About Fumarate Hydratase:
Fumarase (fumarate hydratase) is an enzyme occurring in the human body, and indeed in all aerobic organisms.
The function of fumarase is to catalyze the hydration/dehydration process of fumarate to malate. This is a reversible process. Fumarase can be mitochondrial or cytosolic. The mitochondrial version is instrumental in the functioning of the Krebs Cycle (also known as the Citric Acid Cycle). Cytosolic fumarase helps to metabolize amino acids.
As well as the citric acid cycle, Fumarate hydratase is also involved in the reductive citric acid cycle, i.e. CO2 fixation. It also plays a pivotal role in the development of renal cell carcinoma. Research suggests that mutations in the gene responsible for the production of fumarase are associated with the development of leiomyomas in the uterus and skin.
The core of fumarase crystal structures is formed of two occupied dicarboxylate binding sites, according to observations of fumarase C. The two binding sites are referred to as the “active site” and the “B site”. Both can be identified as having areas that are not occupied by a bound ligand. This structure, observed in fumarase crystals, is sometimes called a “free” crystal structure because there is observable conservation of water in the active site. This orientation is not limited to a single fumarase C crystal structure but has been observed in multiple fumarase C crystal structures. Research on the B site of this enzyme has found a shift on His129, which suggests that one of the permanent components of the active site is water. It may also be that an imidazole-imidazolium conversion controls access to the allosteric B site.
In the citric acid cycle, fumarase plays a key transitional role in the production of NADH (Nicotinamide adenine dinucleotide), which is one of the most important metabolic chemicals. In short, fumarase is essential to the production of energy. Fumarase also plays a role within the cytosol of living cells to metabolize byproducts of the urea cycle.

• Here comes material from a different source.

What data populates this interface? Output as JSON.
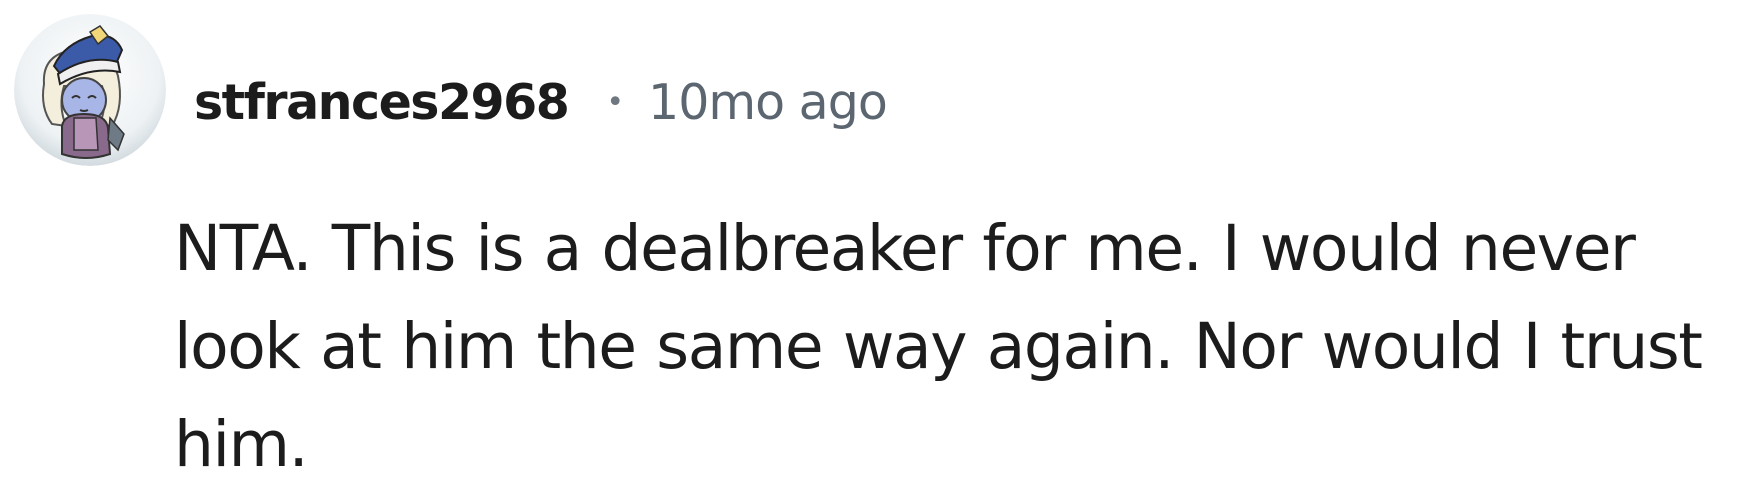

Due to the key function of fumarase in the Krebs cycle, fumarase deficiency and mutations in the FH (i.e. fumarate hydratase) gene responsible for the production of the enzyme can have severe consequences.
Individuals with FH mutations are at high risk of leiomyomatosis and renal cell cancer (which, because they occur together, are often referred to collectively as HLRCC). Renal cell cancer results in tumors in the kidneys: the most common type of kidney cancer found in those afflicted by FH mutations is known as type 2 papillary renal cancer.
Fumarase deficiency typically manifests early in severe symptoms including microcephaly, seizures and hypotonia. While microcephaly is the most common, other kinds of craniofacial dysmorphism are also found, such as hypertelorism or a depressed nasal bridge. A wide range of cerebral malformations have also been found in cases of fumarase deficiency. Some patients suffer muscular atrophy, dystonia and paralyzed upgaze. Fumarase deficiency also shows in large quantities of fumaric acid contained in the urine. There is no effective treatment for fumarase deficiency, but research is ongoing.